One can also express the area (as noted in the question) as a sum of trapezoids, obtained by dropping perpendicular lines from $$E$$, $$G$$, $$I$$, $$K$$, ... to the $$x$$-axis. The vertical bases of $$k$$-th trapezoid measure $$r^k$$ and $$r^{k+1}$$, while its height is $$(1-r)\sqrt{1-r^{2k}}$$. Hence total area $$S$$ can also be computed from: $$S=\sum_{k=1}^\infty{1\over2}(r^k+r^{k+1})(1-r)\sqrt{1-r^{2k}}= {1\over2}(1-r^2)\sum_{k=0}^\infty r^k\sqrt{1-r^{2k}}$$ (we can start the last sum with $$k=0$$ because the $$0$$-th term vanishes).

I tried to get a closed expression for this series with Mathematica, to no avail.
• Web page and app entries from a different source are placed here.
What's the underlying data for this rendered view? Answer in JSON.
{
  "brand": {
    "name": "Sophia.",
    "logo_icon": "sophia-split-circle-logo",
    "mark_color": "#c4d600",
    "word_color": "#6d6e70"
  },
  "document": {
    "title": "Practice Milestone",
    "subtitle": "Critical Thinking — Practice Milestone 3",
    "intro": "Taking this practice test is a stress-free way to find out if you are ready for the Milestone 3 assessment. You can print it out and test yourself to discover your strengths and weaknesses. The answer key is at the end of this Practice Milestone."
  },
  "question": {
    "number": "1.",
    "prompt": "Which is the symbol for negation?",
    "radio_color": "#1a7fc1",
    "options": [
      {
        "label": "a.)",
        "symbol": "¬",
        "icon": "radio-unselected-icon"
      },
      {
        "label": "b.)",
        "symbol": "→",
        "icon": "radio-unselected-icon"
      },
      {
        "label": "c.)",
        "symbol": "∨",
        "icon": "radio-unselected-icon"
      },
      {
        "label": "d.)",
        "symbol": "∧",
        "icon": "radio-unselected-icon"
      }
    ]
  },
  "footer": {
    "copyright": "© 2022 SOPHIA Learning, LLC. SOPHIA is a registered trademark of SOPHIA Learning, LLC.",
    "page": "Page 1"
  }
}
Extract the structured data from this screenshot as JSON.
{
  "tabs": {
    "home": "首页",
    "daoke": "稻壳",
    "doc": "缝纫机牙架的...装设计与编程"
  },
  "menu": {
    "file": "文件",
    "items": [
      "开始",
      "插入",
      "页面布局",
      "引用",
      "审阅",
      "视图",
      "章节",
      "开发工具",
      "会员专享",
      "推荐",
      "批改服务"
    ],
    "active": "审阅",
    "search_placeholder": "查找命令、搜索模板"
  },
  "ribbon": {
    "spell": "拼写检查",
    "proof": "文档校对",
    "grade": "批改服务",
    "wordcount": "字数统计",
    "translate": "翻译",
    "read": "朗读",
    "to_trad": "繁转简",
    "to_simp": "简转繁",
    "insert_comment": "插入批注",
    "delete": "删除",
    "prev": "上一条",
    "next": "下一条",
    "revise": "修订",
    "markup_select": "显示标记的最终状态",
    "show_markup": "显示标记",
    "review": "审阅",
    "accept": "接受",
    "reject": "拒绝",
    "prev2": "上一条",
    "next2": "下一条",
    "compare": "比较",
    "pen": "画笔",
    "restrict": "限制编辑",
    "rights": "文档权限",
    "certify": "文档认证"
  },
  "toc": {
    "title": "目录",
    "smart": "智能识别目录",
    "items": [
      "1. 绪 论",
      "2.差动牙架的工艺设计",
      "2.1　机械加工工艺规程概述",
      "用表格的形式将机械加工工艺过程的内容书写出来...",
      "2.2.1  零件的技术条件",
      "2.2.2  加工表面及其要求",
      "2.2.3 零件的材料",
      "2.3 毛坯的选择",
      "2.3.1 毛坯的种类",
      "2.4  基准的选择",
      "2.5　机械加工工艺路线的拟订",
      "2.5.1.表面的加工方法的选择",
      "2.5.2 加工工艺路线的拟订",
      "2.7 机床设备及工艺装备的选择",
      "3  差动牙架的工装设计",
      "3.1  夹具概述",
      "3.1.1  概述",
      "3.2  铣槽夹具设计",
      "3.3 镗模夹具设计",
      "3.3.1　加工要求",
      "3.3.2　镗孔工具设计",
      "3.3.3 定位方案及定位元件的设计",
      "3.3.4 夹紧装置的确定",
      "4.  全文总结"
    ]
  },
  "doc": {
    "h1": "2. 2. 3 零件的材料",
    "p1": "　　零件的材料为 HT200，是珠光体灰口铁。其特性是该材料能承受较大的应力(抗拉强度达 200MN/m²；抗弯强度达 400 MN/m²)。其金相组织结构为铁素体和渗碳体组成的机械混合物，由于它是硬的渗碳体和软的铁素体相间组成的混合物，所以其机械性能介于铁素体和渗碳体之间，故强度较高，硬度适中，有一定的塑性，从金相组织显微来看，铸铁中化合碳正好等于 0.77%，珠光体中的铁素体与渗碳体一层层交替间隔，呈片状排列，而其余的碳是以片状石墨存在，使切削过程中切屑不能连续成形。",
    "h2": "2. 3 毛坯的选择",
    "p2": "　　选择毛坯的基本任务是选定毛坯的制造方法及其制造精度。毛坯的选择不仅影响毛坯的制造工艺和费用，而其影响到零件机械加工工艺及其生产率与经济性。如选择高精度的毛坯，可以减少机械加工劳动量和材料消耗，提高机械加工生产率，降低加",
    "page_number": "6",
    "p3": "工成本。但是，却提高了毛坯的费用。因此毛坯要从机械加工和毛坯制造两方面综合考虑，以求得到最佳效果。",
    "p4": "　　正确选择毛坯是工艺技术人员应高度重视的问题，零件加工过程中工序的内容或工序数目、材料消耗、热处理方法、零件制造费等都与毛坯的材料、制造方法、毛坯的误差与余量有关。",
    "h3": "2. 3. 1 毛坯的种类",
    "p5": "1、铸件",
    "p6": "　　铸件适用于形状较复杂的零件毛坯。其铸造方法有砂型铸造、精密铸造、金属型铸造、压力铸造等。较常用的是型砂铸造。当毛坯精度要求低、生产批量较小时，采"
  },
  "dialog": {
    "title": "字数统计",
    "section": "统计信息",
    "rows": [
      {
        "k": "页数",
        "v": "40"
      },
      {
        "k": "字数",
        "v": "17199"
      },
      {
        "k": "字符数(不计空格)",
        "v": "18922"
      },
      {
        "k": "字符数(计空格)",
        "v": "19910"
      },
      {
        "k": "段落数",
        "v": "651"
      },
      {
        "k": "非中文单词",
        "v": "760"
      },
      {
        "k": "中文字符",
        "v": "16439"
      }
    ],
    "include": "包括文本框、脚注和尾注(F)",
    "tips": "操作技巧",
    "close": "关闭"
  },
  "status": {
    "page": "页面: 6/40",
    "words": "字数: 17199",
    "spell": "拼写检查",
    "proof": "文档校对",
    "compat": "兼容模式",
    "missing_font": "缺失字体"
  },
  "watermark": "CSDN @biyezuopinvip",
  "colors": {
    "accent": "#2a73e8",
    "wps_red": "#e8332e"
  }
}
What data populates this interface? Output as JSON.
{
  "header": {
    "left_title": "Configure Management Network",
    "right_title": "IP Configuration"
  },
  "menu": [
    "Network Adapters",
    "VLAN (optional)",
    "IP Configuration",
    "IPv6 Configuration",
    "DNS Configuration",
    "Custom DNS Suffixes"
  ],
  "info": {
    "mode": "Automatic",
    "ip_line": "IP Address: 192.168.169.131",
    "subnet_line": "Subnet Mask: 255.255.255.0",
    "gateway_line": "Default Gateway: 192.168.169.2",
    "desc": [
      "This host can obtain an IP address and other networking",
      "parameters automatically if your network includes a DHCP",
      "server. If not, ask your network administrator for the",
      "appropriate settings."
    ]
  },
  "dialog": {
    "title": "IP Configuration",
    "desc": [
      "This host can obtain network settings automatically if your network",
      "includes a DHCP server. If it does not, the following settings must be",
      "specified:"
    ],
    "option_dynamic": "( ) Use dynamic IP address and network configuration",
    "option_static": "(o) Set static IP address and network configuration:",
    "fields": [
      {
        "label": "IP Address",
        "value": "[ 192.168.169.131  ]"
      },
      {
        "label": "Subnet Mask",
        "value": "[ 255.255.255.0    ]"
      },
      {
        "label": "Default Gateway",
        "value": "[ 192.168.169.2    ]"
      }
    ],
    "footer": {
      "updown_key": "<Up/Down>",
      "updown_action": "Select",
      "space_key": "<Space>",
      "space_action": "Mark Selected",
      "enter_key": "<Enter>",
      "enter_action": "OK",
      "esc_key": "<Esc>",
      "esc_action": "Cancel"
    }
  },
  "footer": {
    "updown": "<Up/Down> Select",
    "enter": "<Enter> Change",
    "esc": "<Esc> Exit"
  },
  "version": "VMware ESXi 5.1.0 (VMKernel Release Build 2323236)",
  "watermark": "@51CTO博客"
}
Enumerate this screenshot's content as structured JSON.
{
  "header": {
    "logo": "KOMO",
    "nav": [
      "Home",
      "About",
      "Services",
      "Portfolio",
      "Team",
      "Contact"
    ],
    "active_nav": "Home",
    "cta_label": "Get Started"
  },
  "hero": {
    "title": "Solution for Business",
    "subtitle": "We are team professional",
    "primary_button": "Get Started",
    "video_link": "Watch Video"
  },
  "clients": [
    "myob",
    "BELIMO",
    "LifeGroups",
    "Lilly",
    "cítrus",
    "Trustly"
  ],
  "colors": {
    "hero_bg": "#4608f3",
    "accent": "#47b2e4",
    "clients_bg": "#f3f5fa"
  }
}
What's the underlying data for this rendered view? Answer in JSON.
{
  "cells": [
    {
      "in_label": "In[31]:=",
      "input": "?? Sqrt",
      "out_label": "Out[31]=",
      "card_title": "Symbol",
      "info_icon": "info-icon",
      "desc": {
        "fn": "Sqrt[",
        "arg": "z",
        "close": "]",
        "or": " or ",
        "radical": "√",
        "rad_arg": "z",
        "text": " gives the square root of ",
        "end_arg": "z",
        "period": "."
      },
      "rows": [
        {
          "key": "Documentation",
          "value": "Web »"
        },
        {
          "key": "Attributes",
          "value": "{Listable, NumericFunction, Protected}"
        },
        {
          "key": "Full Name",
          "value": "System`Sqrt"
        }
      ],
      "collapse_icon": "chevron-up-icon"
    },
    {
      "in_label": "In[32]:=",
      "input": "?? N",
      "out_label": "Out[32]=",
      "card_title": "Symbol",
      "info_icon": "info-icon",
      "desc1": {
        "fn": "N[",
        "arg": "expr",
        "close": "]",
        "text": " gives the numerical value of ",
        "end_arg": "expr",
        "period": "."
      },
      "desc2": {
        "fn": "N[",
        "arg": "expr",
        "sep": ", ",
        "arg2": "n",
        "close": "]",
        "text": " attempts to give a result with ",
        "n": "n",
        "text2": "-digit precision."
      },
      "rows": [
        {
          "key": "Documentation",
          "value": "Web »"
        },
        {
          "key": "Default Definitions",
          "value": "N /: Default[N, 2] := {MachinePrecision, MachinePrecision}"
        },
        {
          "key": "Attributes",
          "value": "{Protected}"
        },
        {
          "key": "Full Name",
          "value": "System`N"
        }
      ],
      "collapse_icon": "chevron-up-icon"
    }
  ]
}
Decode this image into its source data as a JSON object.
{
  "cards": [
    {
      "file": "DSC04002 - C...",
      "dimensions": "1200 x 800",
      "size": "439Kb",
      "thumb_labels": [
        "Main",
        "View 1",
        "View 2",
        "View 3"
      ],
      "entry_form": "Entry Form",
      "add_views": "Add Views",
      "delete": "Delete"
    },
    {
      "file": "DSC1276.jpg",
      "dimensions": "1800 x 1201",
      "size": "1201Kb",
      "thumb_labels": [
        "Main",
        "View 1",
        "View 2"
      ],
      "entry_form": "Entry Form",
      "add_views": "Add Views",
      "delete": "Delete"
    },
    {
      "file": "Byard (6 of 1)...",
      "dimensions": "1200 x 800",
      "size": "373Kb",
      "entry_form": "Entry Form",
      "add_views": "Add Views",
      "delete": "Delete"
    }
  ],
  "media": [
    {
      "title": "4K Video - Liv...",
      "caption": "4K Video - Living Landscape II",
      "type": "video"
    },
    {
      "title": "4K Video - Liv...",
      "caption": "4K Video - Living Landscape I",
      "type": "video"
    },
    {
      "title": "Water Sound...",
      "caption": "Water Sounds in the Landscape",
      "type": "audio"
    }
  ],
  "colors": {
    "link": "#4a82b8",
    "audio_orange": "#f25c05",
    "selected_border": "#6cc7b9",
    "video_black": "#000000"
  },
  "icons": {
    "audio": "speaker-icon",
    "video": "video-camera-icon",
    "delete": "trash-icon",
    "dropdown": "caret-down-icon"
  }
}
We can however use Taylor's expansion $$\sqrt{1+x}=\sum_{n=0}^\infty\binom{1/2}{n}x^n$$ to write: $$S={1\over2}(1-r^2)\sum_{k=0}^\infty r^k\sum_{n=0}^\infty\binom{1/2}{n}(-1)^n r^{2nk} ={1\over2}(1-r^2)\sum_{n=0}^\infty\binom{1/2}{n}(-1)^n\sum_{k=0}^\infty r^{(2n+1)k}$$ and the last series can be summed (for $$r<1$$) to give: $$S={1\over2}(1-r^2)\sum_{n=0}^\infty\binom{1/2}{n}{(-1)^n\over 1-r^{2n+1}}.$$ We can now factor and simplify a term $$1-r$$ both in $$1-r^2$$ and in $$1-r^{2n+1}$$: $$S={1\over2}(1+r)\sum_{n=0}^\infty\binom{1/2}{n}{(-1)^n\over 1+r+r^2+\dots+r^{2n}}.$$ The advantage is that we can now carry out the limit $$r\to1$$ just substituting $$r=1$$ in this formula, to get: $$\lim_{r\to1}S=\sum_{n=0}^\infty\binom{1/2}{n}{(-1)^n\over {2n+1}}.$$ This is a simpler series and Mathematica evaluates it to $$\pi/4$$, thus confirming the given conjecture.

EDIT.

With the help of OEIS I found that the above series is Maclaurin expansion of $$x\sqrt{x^2+1} +{1\over2} \ln\big(x+\sqrt{x^2+1}\big)$$ (which is the arc length of Archimedes' spiral), computed for $$x=i$$ and divided by $$i$$.

• Thank you for your answer, it was easy to understand. It is quite interesting that the next to final part of the solution is similar with Leibniz formula . And it seems that OEIS has literally everything, I'm quite surprised that it has such rare sequences. – Nick Semianiuk Aug 19 '19 at 18:10